[Data about app and page elements]
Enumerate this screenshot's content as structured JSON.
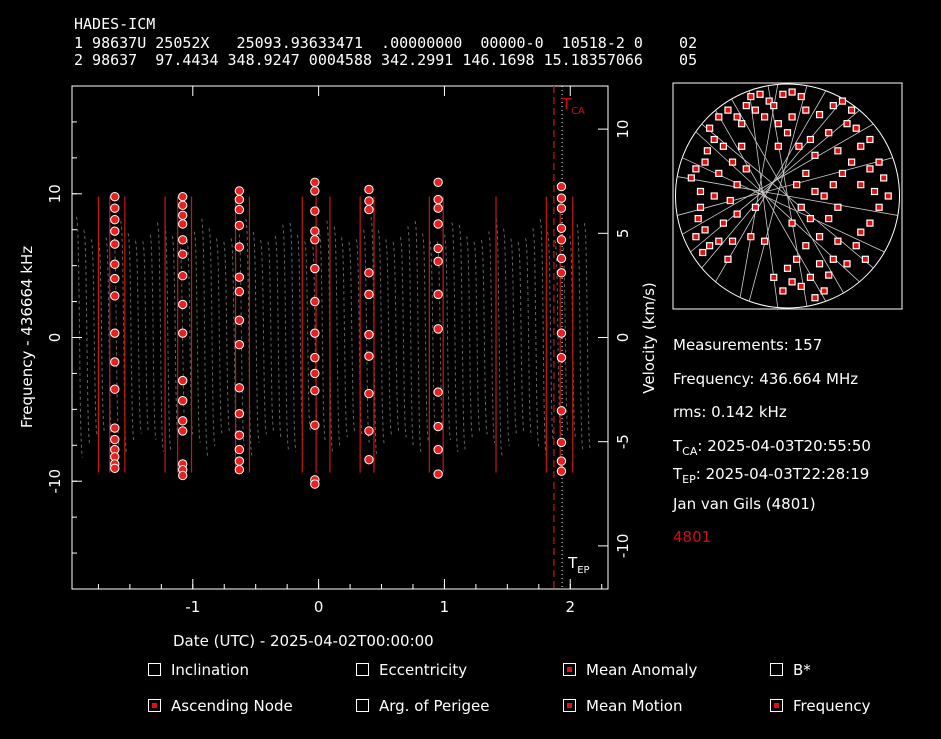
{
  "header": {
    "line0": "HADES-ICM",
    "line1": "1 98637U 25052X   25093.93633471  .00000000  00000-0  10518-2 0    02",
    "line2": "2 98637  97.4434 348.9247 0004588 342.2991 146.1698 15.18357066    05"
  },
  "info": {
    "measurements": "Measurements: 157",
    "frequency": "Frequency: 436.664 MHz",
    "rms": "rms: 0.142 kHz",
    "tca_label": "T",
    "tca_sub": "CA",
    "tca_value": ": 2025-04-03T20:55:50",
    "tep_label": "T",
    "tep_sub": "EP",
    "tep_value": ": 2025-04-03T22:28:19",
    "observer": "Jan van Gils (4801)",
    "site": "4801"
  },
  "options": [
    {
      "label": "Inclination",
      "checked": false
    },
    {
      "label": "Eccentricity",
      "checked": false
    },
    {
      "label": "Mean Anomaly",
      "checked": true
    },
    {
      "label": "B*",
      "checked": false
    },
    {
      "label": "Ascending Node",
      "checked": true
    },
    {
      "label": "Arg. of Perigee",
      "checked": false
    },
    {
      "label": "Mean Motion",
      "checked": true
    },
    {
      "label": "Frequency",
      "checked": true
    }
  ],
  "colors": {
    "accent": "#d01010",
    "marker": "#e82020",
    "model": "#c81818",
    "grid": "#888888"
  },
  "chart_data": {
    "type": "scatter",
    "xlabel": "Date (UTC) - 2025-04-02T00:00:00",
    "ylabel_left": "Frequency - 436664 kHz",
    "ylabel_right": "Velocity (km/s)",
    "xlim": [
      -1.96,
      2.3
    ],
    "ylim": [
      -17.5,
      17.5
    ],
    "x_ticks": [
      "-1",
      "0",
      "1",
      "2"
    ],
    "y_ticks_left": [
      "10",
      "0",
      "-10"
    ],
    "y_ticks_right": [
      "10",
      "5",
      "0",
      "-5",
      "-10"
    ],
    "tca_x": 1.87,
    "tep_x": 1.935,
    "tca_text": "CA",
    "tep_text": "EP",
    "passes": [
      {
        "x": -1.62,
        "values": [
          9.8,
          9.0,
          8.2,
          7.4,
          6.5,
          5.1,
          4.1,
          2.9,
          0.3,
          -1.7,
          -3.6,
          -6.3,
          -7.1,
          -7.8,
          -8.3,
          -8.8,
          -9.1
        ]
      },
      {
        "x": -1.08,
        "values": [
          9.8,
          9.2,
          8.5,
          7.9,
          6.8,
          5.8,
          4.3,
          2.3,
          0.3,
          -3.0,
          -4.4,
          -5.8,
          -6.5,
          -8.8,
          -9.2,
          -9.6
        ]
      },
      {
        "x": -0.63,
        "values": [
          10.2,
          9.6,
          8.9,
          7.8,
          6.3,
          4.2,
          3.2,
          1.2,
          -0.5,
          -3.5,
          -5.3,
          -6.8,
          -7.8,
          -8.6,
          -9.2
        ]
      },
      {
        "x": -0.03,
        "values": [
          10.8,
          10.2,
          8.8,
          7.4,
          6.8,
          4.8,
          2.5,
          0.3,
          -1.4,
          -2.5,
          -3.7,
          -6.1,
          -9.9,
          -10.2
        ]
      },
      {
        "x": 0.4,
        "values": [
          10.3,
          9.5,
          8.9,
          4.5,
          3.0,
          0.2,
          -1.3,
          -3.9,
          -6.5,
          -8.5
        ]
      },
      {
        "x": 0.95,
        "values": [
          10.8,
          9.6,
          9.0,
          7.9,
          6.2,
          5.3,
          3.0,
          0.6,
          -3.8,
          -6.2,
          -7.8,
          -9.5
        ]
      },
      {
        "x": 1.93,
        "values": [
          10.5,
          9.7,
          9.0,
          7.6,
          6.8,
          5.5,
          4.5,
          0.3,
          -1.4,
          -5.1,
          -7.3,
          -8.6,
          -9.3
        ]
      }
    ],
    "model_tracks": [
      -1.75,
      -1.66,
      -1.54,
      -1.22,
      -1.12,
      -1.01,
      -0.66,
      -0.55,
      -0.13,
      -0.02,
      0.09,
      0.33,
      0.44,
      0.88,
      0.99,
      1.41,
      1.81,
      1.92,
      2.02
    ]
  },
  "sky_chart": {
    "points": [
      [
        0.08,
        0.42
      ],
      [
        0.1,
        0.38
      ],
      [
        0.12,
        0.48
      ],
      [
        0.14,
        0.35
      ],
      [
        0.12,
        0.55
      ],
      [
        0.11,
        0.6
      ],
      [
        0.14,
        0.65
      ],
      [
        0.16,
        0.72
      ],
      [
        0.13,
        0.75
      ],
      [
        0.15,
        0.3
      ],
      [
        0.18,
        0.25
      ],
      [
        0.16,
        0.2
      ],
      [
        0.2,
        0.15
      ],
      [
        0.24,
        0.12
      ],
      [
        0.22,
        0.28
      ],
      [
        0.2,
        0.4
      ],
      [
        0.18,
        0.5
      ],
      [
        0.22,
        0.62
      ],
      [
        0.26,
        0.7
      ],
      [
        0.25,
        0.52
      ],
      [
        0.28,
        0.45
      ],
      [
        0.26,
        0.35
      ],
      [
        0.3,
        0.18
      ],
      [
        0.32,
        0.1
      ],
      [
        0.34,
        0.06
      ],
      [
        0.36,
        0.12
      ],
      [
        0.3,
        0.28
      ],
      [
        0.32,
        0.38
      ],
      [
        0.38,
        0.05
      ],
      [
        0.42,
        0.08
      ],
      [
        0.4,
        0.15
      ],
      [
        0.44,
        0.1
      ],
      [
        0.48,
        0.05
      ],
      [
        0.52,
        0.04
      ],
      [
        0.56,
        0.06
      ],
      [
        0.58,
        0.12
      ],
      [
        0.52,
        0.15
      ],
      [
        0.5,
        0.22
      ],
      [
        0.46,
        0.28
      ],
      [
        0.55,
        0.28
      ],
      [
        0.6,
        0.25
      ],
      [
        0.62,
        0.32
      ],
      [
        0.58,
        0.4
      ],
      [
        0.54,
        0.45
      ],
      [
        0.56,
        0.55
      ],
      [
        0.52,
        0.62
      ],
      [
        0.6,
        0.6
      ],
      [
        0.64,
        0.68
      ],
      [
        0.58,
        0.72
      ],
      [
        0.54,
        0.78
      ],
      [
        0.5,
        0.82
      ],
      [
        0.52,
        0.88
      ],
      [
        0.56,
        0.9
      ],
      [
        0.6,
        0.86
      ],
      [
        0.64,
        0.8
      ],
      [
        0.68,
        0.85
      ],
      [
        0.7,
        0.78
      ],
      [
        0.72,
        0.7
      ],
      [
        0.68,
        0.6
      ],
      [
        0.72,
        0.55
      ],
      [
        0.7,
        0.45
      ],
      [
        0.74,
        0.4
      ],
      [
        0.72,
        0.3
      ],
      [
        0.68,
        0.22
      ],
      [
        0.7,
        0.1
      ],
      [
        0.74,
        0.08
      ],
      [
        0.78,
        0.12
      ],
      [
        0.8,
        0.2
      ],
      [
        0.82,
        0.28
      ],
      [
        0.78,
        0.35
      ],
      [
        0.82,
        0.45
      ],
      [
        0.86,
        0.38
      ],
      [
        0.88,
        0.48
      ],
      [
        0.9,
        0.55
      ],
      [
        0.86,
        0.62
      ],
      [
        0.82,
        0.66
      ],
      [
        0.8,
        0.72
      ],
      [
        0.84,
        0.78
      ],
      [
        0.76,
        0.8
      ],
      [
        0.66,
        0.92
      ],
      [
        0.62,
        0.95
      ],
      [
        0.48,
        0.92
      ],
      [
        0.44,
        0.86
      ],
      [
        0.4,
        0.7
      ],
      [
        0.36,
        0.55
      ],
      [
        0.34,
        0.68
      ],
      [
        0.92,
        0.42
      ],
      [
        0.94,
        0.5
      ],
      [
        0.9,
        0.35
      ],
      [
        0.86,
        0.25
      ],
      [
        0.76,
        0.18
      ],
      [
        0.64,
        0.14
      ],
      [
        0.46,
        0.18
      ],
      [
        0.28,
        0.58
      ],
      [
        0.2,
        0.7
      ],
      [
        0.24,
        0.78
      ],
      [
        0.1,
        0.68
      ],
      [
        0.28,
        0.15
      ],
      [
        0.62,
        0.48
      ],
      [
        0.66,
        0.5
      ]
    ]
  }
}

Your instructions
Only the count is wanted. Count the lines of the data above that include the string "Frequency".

Exercise response
3